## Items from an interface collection
########

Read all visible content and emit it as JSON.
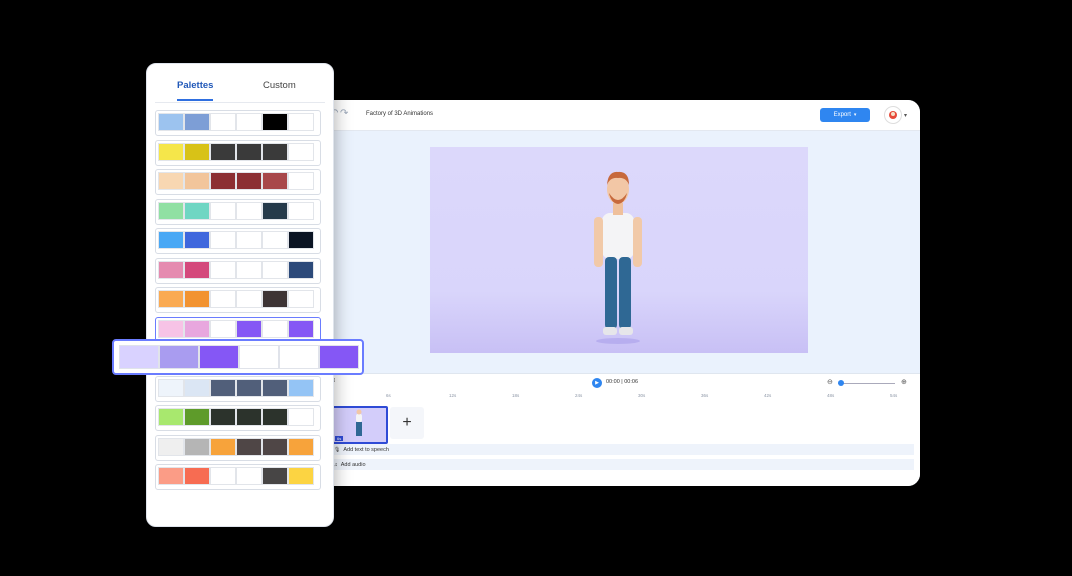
{
  "editor": {
    "project_title": "Factory of 3D Animations",
    "export_label": "Export",
    "time_display": "00:00 | 00:06",
    "ruler_ticks": [
      "6s",
      "12s",
      "18s",
      "24s",
      "30s",
      "36s",
      "42s",
      "48s",
      "54s"
    ],
    "clip_badge": "6s",
    "add_scene_symbol": "+",
    "tracks": {
      "text_to_speech": "Add text to speech",
      "audio": "Add audio"
    },
    "accent_color": "#2f86f0"
  },
  "palette_panel": {
    "tabs": [
      {
        "label": "Palettes",
        "active": true
      },
      {
        "label": "Custom",
        "active": false
      }
    ],
    "palettes": [
      [
        "#9cc3ef",
        "#7d9ed6",
        "#ffffff",
        "#ffffff",
        "#000000",
        "#ffffff"
      ],
      [
        "#f5e64a",
        "#d8c217",
        "#3a3a3a",
        "#3a3a3a",
        "#3a3a3a",
        "#ffffff"
      ],
      [
        "#f8d7b2",
        "#f2c59b",
        "#8c2f33",
        "#8c2f33",
        "#a8474a",
        "#ffffff"
      ],
      [
        "#90e0a3",
        "#6fd6c3",
        "#ffffff",
        "#ffffff",
        "#253a4a",
        "#ffffff"
      ],
      [
        "#4aa8f5",
        "#3f67dd",
        "#ffffff",
        "#ffffff",
        "#ffffff",
        "#0b1423"
      ],
      [
        "#e58bb0",
        "#d4497c",
        "#ffffff",
        "#ffffff",
        "#ffffff",
        "#2c4a7a"
      ],
      [
        "#faaa52",
        "#f29331",
        "#ffffff",
        "#ffffff",
        "#3d3435",
        "#ffffff"
      ],
      [
        "#f7c3e6",
        "#e8a7de",
        "#ffffff",
        "#8557f5",
        "#ffffff",
        "#8557f5"
      ],
      [
        "#fdeeb0",
        "#fdc85e",
        "#4b5058",
        "#4b5058",
        "#4b5058",
        "#ffffff"
      ],
      [
        "#eef4fb",
        "#dbe6f4",
        "#515f7a",
        "#515f7a",
        "#515f7a",
        "#94c4f5"
      ],
      [
        "#a8e86e",
        "#5e9b2a",
        "#2c332c",
        "#2c332c",
        "#2c332c",
        "#ffffff"
      ],
      [
        "#efefef",
        "#b5b5b5",
        "#f7a33b",
        "#4f4646",
        "#4f4646",
        "#f7a33b"
      ],
      [
        "#fb9c86",
        "#f76c52",
        "#ffffff",
        "#ffffff",
        "#474545",
        "#fcd442"
      ]
    ],
    "active_index": 7
  },
  "palette_zoom": {
    "swatches": [
      "#d9d2ff",
      "#a99cf0",
      "#8557f5",
      "#ffffff",
      "#ffffff",
      "#8557f5"
    ]
  }
}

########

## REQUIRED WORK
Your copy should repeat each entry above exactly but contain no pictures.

## REPLY TO THE EXERCISE
Read all visible content and emit it as JSON.
{
  "editor": {
    "project_title": "Factory of 3D Animations",
    "export_label": "Export",
    "time_display": "00:00 | 00:06",
    "ruler_ticks": [
      "6s",
      "12s",
      "18s",
      "24s",
      "30s",
      "36s",
      "42s",
      "48s",
      "54s"
    ],
    "clip_badge": "6s",
    "add_scene_symbol": "+",
    "tracks": {
      "text_to_speech": "Add text to speech",
      "audio": "Add audio"
    },
    "accent_color": "#2f86f0"
  },
  "palette_panel": {
    "tabs": [
      {
        "label": "Palettes",
        "active": true
      },
      {
        "label": "Custom",
        "active": false
      }
    ],
    "palettes": [
      [
        "#9cc3ef",
        "#7d9ed6",
        "#ffffff",
        "#ffffff",
        "#000000",
        "#ffffff"
      ],
      [
        "#f5e64a",
        "#d8c217",
        "#3a3a3a",
        "#3a3a3a",
        "#3a3a3a",
        "#ffffff"
      ],
      [
        "#f8d7b2",
        "#f2c59b",
        "#8c2f33",
        "#8c2f33",
        "#a8474a",
        "#ffffff"
      ],
      [
        "#90e0a3",
        "#6fd6c3",
        "#ffffff",
        "#ffffff",
        "#253a4a",
        "#ffffff"
      ],
      [
        "#4aa8f5",
        "#3f67dd",
        "#ffffff",
        "#ffffff",
        "#ffffff",
        "#0b1423"
      ],
      [
        "#e58bb0",
        "#d4497c",
        "#ffffff",
        "#ffffff",
        "#ffffff",
        "#2c4a7a"
      ],
      [
        "#faaa52",
        "#f29331",
        "#ffffff",
        "#ffffff",
        "#3d3435",
        "#ffffff"
      ],
      [
        "#f7c3e6",
        "#e8a7de",
        "#ffffff",
        "#8557f5",
        "#ffffff",
        "#8557f5"
      ],
      [
        "#fdeeb0",
        "#fdc85e",
        "#4b5058",
        "#4b5058",
        "#4b5058",
        "#ffffff"
      ],
      [
        "#eef4fb",
        "#dbe6f4",
        "#515f7a",
        "#515f7a",
        "#515f7a",
        "#94c4f5"
      ],
      [
        "#a8e86e",
        "#5e9b2a",
        "#2c332c",
        "#2c332c",
        "#2c332c",
        "#ffffff"
      ],
      [
        "#efefef",
        "#b5b5b5",
        "#f7a33b",
        "#4f4646",
        "#4f4646",
        "#f7a33b"
      ],
      [
        "#fb9c86",
        "#f76c52",
        "#ffffff",
        "#ffffff",
        "#474545",
        "#fcd442"
      ]
    ],
    "active_index": 7
  },
  "palette_zoom": {
    "swatches": [
      "#d9d2ff",
      "#a99cf0",
      "#8557f5",
      "#ffffff",
      "#ffffff",
      "#8557f5"
    ]
  }
}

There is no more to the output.